the cry for student power is worldwide. It keeps growing and getting a
lot of attention and quite a few results. For the first time in many
years, students are marching and fighting and sitting-in not only in
developing or unstable countries but also in the rich industrial
democracies. In the U.S., the movement has spread from the
traditionally active, alert and demonstrative student bodies of the
elite schools to many usually quiescent campuses. The protesting activists, still a very small minority, overlook the
accomplishments of society but criticize its shortcomings. Possibly
idealistic but skeptical of ideologies, they contend that governments
have not performed up to their original promises. The student leftists
disdain Soviet-style Communism as spiritually corrupt. The democrats
fault the West's inequalities of wealth and race. The activists demand change and want to determine its course. The
university should not be the conserver of society, they argue, but the
fountain of reform. They believe that students should be not merely
preparing to enter the active world but a force within it. Many of them
have a fashionable disaffection for organized religion, but they
express the Judaeo-Christian belief that one man should act where he
is, and that if he does so, he can help to change the world. | Demonstrations & Issues During the past three
months, students have demonstrated for change in 20 countries. They
have taken to the streets in such usual centers of student unrest as
Brazil, Japan and The Netherlands and in such normally placid places as
Denmark, Switzerland and West Germany. Student protests have led to the
temporary closing of at least three dozen universities in the U.S.,
Italy, Spain, Tunisia, Mexico, Ethiopia and other countries. Belgian
student demonstrations, fanning the old Flemish-v.-Walloon controversy,
brought the government down. Egyptian students, marching in spontaneous
protest against government inefficiency, obliged Gamal Abdel Nasser to
rearrange his Cabinet. Communist Poland put down street demonstrations,
but only after suspending more than 1,000 rebellious students. More

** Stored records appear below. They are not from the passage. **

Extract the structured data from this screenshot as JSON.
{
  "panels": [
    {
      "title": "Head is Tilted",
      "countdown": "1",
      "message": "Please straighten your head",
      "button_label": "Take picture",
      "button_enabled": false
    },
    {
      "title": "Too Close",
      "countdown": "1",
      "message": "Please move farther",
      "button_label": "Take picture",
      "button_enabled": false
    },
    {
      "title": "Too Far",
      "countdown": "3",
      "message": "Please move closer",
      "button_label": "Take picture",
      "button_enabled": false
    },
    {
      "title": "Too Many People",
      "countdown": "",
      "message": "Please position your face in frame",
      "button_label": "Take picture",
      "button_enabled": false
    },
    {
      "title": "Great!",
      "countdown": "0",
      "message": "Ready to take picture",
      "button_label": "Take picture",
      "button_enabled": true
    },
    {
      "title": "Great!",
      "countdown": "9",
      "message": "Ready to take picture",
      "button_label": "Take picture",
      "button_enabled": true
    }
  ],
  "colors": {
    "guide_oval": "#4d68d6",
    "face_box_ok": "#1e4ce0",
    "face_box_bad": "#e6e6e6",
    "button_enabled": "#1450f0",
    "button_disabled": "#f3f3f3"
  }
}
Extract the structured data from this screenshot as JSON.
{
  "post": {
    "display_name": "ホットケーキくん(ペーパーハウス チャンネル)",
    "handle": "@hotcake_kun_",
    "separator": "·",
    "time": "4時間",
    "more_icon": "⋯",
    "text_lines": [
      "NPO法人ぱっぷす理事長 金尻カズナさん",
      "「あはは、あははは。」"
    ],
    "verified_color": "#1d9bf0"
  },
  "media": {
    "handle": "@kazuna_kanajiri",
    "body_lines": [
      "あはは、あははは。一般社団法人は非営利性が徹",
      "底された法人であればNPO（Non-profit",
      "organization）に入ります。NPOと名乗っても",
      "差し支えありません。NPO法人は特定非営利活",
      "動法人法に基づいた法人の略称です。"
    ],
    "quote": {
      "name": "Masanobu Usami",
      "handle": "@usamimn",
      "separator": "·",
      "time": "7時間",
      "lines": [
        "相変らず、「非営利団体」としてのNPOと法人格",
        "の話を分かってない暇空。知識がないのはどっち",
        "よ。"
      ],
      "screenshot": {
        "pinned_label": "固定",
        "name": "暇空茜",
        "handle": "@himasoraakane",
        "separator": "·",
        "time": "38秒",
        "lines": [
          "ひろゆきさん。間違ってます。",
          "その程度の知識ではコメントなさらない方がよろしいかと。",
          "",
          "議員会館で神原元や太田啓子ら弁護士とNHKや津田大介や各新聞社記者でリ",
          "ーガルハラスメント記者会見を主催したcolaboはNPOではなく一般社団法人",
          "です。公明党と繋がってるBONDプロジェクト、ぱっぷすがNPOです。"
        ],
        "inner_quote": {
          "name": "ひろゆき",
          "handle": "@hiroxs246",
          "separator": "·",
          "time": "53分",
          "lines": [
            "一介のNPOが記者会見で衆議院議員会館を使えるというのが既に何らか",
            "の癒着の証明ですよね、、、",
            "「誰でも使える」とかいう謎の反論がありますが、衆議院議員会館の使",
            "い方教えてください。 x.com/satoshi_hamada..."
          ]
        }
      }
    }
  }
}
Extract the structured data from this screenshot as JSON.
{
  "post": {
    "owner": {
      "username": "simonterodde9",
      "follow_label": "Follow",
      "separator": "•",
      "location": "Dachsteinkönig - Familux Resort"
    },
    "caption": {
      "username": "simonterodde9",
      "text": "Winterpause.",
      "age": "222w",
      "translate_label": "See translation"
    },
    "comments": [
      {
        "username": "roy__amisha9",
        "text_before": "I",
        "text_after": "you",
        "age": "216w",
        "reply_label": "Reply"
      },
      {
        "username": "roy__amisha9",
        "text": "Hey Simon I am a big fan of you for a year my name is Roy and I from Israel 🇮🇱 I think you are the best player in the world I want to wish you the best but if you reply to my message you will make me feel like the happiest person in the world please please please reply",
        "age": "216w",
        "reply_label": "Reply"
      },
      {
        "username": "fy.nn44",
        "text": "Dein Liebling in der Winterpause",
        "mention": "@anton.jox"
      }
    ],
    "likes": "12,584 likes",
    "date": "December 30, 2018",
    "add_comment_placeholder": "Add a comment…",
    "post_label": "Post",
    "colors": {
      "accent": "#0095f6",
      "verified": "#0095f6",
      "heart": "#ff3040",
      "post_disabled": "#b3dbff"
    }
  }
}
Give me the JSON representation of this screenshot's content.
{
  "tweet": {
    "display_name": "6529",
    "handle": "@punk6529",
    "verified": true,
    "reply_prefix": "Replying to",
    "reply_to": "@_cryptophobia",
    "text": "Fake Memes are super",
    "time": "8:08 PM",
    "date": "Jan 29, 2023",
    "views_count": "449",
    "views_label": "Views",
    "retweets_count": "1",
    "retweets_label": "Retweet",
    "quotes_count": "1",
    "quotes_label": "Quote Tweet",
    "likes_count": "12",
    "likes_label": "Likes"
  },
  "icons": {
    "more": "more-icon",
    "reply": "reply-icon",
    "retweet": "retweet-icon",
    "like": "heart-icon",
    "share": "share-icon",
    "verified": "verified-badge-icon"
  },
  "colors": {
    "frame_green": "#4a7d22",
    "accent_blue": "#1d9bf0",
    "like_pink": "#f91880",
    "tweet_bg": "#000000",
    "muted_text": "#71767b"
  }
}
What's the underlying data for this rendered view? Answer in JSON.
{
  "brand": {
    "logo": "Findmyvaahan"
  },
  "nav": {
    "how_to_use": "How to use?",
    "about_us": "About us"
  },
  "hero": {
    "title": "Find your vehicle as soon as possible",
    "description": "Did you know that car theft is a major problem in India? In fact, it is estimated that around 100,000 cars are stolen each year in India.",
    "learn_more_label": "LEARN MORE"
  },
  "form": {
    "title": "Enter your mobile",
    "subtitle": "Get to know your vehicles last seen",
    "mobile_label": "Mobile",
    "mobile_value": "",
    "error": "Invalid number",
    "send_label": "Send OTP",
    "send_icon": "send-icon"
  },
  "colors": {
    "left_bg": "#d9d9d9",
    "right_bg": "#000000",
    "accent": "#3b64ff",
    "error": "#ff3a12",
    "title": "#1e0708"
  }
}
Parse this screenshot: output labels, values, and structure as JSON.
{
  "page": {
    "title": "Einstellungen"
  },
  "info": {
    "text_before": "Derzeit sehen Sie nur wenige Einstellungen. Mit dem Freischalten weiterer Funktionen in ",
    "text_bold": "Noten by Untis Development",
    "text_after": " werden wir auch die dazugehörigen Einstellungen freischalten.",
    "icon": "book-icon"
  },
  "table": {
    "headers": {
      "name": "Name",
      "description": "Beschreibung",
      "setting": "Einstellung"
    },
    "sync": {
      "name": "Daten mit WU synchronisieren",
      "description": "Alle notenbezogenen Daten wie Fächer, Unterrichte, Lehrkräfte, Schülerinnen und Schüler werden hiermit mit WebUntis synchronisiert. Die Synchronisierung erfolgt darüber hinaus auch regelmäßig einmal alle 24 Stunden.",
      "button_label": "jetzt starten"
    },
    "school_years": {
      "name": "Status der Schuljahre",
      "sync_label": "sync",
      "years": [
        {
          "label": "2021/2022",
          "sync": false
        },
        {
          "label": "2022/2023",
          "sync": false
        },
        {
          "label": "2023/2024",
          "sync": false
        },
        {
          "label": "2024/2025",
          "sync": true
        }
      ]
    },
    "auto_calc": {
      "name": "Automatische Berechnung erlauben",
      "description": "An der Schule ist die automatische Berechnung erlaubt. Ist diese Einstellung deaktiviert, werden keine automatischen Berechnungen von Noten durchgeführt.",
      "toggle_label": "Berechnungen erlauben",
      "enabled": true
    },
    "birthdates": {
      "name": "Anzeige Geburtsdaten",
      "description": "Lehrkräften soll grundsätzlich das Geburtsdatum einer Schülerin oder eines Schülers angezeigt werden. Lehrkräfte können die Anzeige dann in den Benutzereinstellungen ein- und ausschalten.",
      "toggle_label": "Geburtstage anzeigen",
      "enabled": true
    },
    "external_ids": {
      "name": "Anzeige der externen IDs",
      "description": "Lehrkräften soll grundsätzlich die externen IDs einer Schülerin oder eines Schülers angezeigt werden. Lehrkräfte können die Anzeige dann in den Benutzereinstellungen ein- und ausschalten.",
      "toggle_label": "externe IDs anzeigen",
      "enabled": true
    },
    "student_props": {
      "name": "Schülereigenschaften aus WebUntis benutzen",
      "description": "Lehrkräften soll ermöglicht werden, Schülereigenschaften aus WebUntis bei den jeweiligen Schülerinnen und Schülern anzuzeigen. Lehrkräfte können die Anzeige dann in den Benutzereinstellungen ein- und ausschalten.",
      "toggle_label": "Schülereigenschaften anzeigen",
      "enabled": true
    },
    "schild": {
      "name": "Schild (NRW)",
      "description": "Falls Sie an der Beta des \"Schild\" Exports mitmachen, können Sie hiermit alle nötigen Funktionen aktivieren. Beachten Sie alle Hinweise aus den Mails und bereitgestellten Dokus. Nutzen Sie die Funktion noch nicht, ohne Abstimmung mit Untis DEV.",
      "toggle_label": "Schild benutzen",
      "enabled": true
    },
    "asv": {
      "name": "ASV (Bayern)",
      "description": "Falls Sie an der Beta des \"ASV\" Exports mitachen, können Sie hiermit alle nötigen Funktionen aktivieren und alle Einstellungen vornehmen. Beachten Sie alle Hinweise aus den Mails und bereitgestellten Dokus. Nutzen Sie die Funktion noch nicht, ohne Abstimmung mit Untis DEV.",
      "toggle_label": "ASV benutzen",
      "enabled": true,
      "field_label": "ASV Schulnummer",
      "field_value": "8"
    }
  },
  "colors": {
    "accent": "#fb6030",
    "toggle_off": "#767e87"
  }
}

successful were Czechoslovakia's students: their protests were a
significant factor in pushing out the old Stalinists and shifting the
direction of government toward greater liberty.